A compact, illustration-filled tribute to P&P, as Jones and Lane “investigate the reasons for its popularity and describe the extraordinary history, reception and afterlife of the phenomenon that is Pride and Prejudice.” [from the back cover]. I was fortunate enough to be purchasing this from publisher Tim Bullamore just as Maggie Lane was at the Jane Austen’s Regency World magazine table – so having it signed by both authors is an additional treat! – and Colin Firth graces the cover, so who could resist!
Sarah Emsley, ed. Jane Austen and the North Atlantic: Essays from the 2005 Jane Austen Society Conference in Halifax, Nova Scotia, Canada. Jane Austen Society, 2006. ISBN: 0-9538174-7-4
I had wanted to go to this conference but was alas! unable to, so happy to pick up this collection of four essays – have meant to since 2006 when it was first published…
This was a lovely gift from Sourcebooks in our AGM bag of goodies…. Filled with quotes from the novels and illustrations by the two Brock brothers – a perfect bedside book…and gift for your favorite Austen-loving friend.

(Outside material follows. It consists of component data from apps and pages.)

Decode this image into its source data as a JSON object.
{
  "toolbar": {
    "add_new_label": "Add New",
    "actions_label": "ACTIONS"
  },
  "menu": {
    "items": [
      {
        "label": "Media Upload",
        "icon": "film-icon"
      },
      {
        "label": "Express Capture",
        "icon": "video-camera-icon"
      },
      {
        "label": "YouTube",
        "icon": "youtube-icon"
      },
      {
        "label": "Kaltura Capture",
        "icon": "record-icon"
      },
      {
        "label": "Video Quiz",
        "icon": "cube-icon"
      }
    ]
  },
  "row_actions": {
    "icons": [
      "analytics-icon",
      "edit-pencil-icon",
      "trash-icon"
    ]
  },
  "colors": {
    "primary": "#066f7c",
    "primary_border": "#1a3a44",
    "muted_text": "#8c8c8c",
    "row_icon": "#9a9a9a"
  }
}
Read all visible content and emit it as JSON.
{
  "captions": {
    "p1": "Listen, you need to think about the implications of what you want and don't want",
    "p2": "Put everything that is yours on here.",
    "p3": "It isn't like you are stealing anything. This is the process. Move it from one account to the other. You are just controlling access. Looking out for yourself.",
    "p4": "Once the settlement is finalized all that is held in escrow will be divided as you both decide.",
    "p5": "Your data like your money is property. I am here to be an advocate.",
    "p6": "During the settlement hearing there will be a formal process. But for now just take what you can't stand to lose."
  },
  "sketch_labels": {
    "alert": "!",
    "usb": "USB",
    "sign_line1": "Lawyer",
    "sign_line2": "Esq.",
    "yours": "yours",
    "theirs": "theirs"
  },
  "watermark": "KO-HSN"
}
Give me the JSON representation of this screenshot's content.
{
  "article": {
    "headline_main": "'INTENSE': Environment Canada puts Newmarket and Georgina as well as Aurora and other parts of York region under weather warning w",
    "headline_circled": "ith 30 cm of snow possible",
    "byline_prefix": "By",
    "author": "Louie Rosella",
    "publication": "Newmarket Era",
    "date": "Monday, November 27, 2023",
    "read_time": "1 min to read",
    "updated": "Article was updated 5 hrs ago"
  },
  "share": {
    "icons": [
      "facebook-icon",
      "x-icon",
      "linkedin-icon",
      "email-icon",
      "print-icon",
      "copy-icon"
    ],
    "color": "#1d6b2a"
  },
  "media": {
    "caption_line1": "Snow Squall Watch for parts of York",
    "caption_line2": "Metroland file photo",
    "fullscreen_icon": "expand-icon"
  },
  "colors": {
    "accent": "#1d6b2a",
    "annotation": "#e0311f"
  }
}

Several books highlighted at the AGM I already have, so shall give them a mention here as well:
Ava Farmer, a.k.a. Sandy Lerner. Second Impressions. Chawton House Press, 2011. ISBN: 978-1-61364-750-9

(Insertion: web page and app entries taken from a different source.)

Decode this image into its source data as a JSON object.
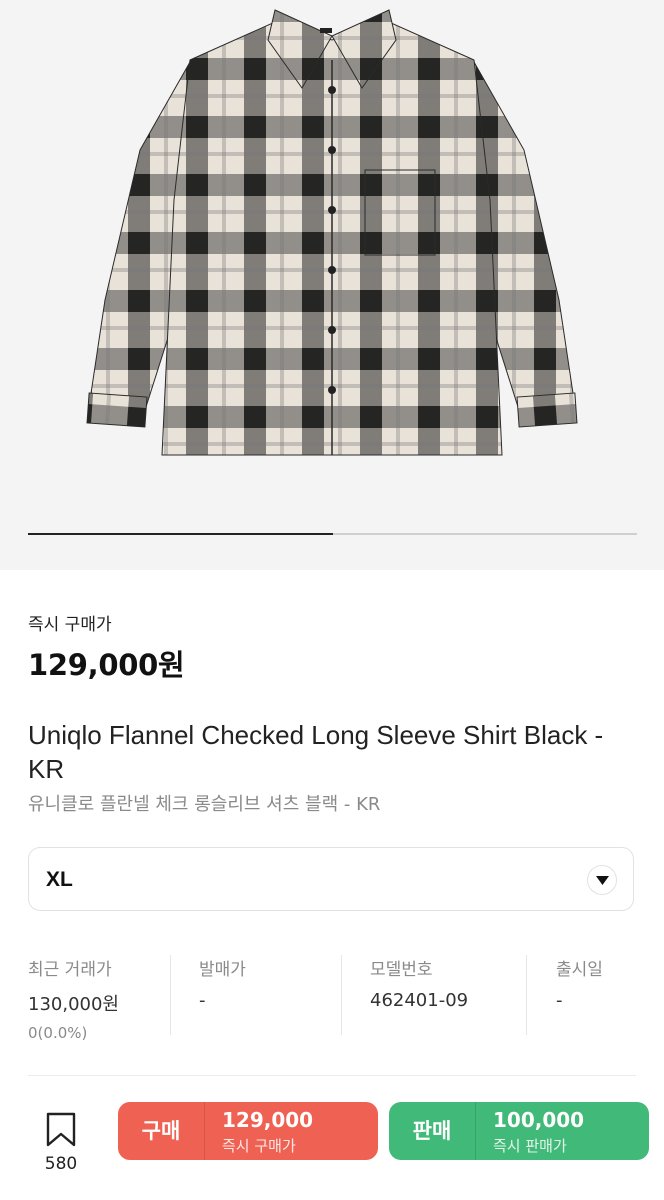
{
  "gallery": {
    "image_alt": "Uniqlo Flannel Checked Long Sleeve Shirt Black",
    "progress": 0.5
  },
  "price": {
    "label": "즉시 구매가",
    "value": "129,000원"
  },
  "product": {
    "name_en": "Uniqlo Flannel Checked Long Sleeve Shirt Black - KR",
    "name_ko": "유니클로 플란넬 체크 롱슬리브 셔츠 블랙 - KR"
  },
  "size": {
    "selected": "XL",
    "icon": "chevron-down-icon"
  },
  "stats": [
    {
      "label": "최근 거래가",
      "value": "130,000원",
      "sub": "0(0.0%)"
    },
    {
      "label": "발매가",
      "value": "-"
    },
    {
      "label": "모델번호",
      "value": "462401-09"
    },
    {
      "label": "출시일",
      "value": "-"
    }
  ],
  "bottom_bar": {
    "bookmark_icon": "bookmark-icon",
    "bookmark_count": "580",
    "buy": {
      "label": "구매",
      "price": "129,000",
      "sub": "즉시 구매가",
      "color": "#ef6253"
    },
    "sell": {
      "label": "판매",
      "price": "100,000",
      "sub": "즉시 판매가",
      "color": "#41b979"
    }
  }
}
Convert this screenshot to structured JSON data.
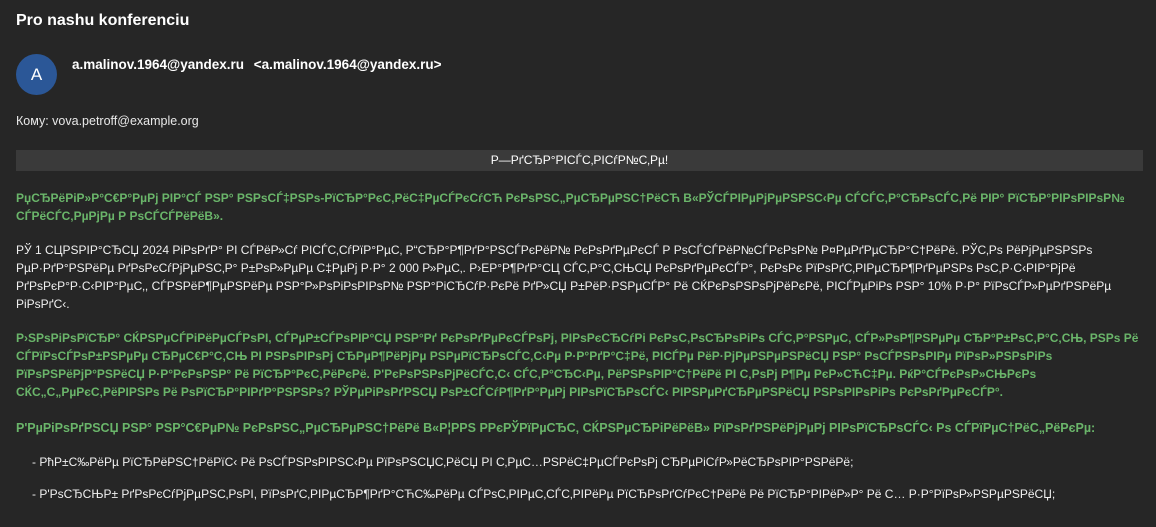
{
  "message": {
    "subject": "Pro nashu konferenciu",
    "avatar_letter": "A",
    "sender_name": "a.malinov.1964@yandex.ru",
    "sender_address": "<a.malinov.1964@yandex.ru>",
    "to_line": "Кому: vova.petroff@example.org"
  },
  "body": {
    "banner": "Р—РґСЂР°РІСЃС‚РІСѓР№С‚Рµ!",
    "paragraph_1": "РџСЂРёРіР»Р°С€Р°РµРј РІР°СЃ РЅР° РЅРѕСЃ‡РЅРѕ-РїСЂР°РєС‚РёС‡РµСЃРєСѓСЋ РєРѕРЅС„РµСЂРµРЅС†РёСЋ В«РЎСЃРІРµРјРµРЅРЅС‹Рµ СЃСЃС‚Р°СЂРѕСЃС‚Рё РІР° РїСЂР°РІРѕРІРѕР№ СЃРёСЃС‚РµРјРµ Р РѕСЃСЃРёРёВ».",
    "paragraph_2": "РЎ 1 СЦРЅРІР°СЂСЏ 2024 РіРѕРґР° РІ СЃРёР»Сѓ РІСЃС‚СѓРїР°РµС‚ Р“СЂР°Р¶РґР°РЅСЃРєРёР№ РєРѕРґРµРєСЃ Р РѕСЃСЃРёР№СЃРєРѕР№ Р¤РµРґРµСЂР°С†РёРё. РЎС‚Рѕ РёРјРµРЅРЅРѕ РµР·РґР°РЅРёРµ РґРѕРєСѓРјРµРЅС‚Р° Р±РѕР»РµРµ С‡РµРј Р·Р° 2 000 Р»РµС‚. Р›ЕР°Р¶РґР°СЦ СЃС‚Р°С‚СЊСЏ РєРѕРґРµРєСЃР°, РєРѕРє РїРѕРґС‚РІРµСЂР¶РґРµРЅРѕ РѕС‚Р·С‹РІР°РјРё РґРѕРєР°Р·С‹РІР°РµС‚, СЃРЅРёР¶РµРЅРёРµ РЅР°Р»РѕРіРѕРІРѕР№ РЅР°РіСЂСѓР·РєРё РґР»СЏ Р±РёР·РЅРµСЃР° Рё СЌРєРѕРЅРѕРјРёРєРё, РІСЃРµРіРѕ РЅР° 10% Р·Р° РїРѕСЃР»РµРґРЅРёРµ РіРѕРґС‹.",
    "paragraph_3": "Р›ЅРѕРіРѕРїСЂР° СЌРЅРµСЃРіРёРµСЃРѕРІ, СЃРµР±СЃРѕРІР°СЏ РЅР°Рґ РєРѕРґРµРєСЃРѕРј, РІРѕРєСЂСѓРі РєРѕС‚РѕСЂРѕРіРѕ СЃС‚Р°РЅРµС‚ СЃР»РѕР¶РЅРµРµ СЂР°Р±РѕС‚Р°С‚СЊ, РЅРѕ Рё СЃРїРѕСЃРѕР±РЅРµРµ СЂРµС€Р°С‚СЊ РІ РЅРѕРІРѕРј СЂРµР¶РёРјРµ РЅРµРїСЂРѕСЃС‚С‹Рµ Р·Р°РґР°С‡Рё, РІСЃРµ РёР·РјРµРЅРµРЅРёСЏ РЅР° РѕСЃРЅРѕРІРµ РїРѕР»РЅРѕРіРѕ РїРѕРЅРёРјР°РЅРёСЏ Р·Р°РєРѕРЅР° Рё РїСЂР°РєС‚РёРєРё. Р'РєРѕРЅРѕРјРёСЃС‚С‹ СЃС‚Р°СЂС‹Рµ, РёРЅРѕРІР°С†РёРё РІ С‚РѕРј Р¶Рµ РєР»СЋС‡Рµ. РќР°СЃРєРѕР»СЊРєРѕ СЌС„С„РµРєС‚РёРІРЅРѕ Рё РѕРїСЂР°РІРґР°РЅРЅРѕ? РЎРµРіРѕРґРЅСЏ РѕР±СЃСѓР¶РґР°РµРј РІРѕРїСЂРѕСЃС‹ РІРЅРµРґСЂРµРЅРёСЏ РЅРѕРІРѕРіРѕ РєРѕРґРµРєСЃР°.",
    "paragraph_4": "Р'РµРіРѕРґРЅСЏ РЅР° РЅР°С€РµР№ РєРѕРЅС„РµСЂРµРЅС†РёРё В«Р¦РРЅ РРєРЎРїРµСЂС‚ СЌРЅРµСЂРіРёРёВ» РїРѕРґРЅРёРјРµРј РІРѕРїСЂРѕСЃС‹ Рѕ СЃРїРµС†РёС„РёРєРµ:",
    "bullets": [
      "- РћР±С‰РёРµ РїСЂРёРЅС†РёРїС‹ Рё РѕСЃРЅРѕРІРЅС‹Рµ РїРѕРЅСЏС‚РёСЏ РІ С‚РµС…РЅРёС‡РµСЃРєРѕРј СЂРµРіСѓР»РёСЂРѕРІР°РЅРёРё;",
      "- Р'РѕСЂСЊР± РґРѕРєСѓРјРµРЅС‚РѕРІ, РїРѕРґС‚РІРµСЂР¶РґР°СЋС‰РёРµ СЃРѕС‚РІРµС‚СЃС‚РІРёРµ РїСЂРѕРґСѓРєС†РёРё Рё РїСЂР°РІРёР»Р° Рё С… Р·Р°РїРѕР»РЅРµРЅРёСЏ;"
    ]
  },
  "colors": {
    "background": "#262626",
    "avatar": "#2b5797",
    "green_text": "#6ab56a",
    "banner_bg": "#3a3a3a"
  }
}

Ms. Lerner was at the AGM as a plenary speaker – her talk “Money Now and Then: Has Anything Changed?” – was an interesting analysis of whether Jane Austen was knowledgeable about the issue of money in her novels – will write more about this in another post – but want to mention her book here – she will be coming to Vermont in December to speak at our annual birthday Tea! – and her book will be available for sale, all profits to support Chawton House Library. You can visit the book’s website here: http://www.secondimpressions.us/

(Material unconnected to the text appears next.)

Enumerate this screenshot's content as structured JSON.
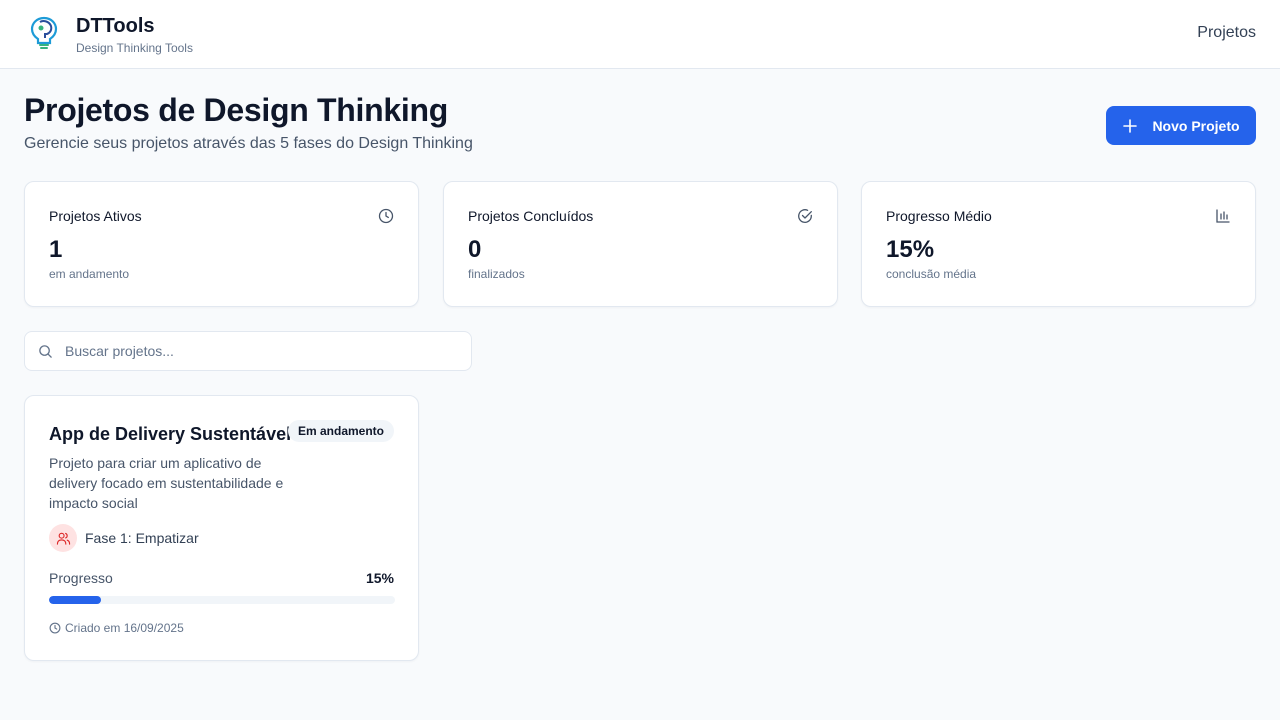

Susannah Fullerton. A Dance with Jane Austen: How a Novelist and her Characters went to the Ball. London: Frances Lincoln, 2012. ISBN: 978-0-7112-3245-7
A delight to meet and chat with Susannah, the president of JASA, and author also of Jane Austen and Crime, one of my favorite books on Austen. Here Susannah takes on the Regency ballroom, filled with beautiful contemporary illustrations, and everything you wanted to know about Dance!
Juliette Wells. Everybody’s Jane: Austen in the Popular Imagination. New York: Continuum, 2011. ISBN: 9781441145543
Nearly done with this one – and another must-have for your Austen library: “An investigation of Jane Austen’s popular significance today – why Austen matters to readers, how they make use of her novels, what they gain from visiting places associated with her, and why they create works of fiction and nonfiction inspired by her novels and life.” [from the back cover]
William Deresiewicz. A Jane Austen Education: How Six Novels Taught Me About Love, Friendship, and the Things That Really Matter. New York: Penguin, 2011.
Deresiewicz spoke the evening of the Ball on “Becoming a Hero: Being a Man in Austen’s World” – his book is a delightful journey through the six novels and how his reading of them made him a better man…
Used Books? – my real downfall, but I only bought two items from the used bookseller Traveler’s Tales, where I usually drop a bit more blunt – I didn’t get to the booth until a few days after the Emporium opened and most items of interest were already gone… but I did find this:
John Gloag. Georgian Grace: A Social History of Design from 1600 to 1830. London: Spring Books, 1967, c1956. – a must have for anyone interested in the architecture and decorative arts of the period – who can resist a book with chapters such as “‘A Dish of Tea’” and “Pray be seated” and “‘The toilet stands dispay’d’” and the like!
And this, a Rowlandson print – you must visit the Jane Austen’s World blog where Vic [my delightful roommate!] shares her purchase of FOUR of these Rowlandson prints!
Here is my one and only: “The Harvest Home” by Thomas Rowlandson (1821)
…and last but not least, my favorite annual purchase at the AGMs is the Wisconsin Region’s “A Year with Jane Austen” Calender, this for 2013 a celebration of Pride and Prejudice: you can order your own copy here: http://www.jasna.org/merchandise/calendar-2013.html [I purchased a number to sell at our JASNA-Vermont Austen Boutique…]
More to come about the AGM so stay tuned!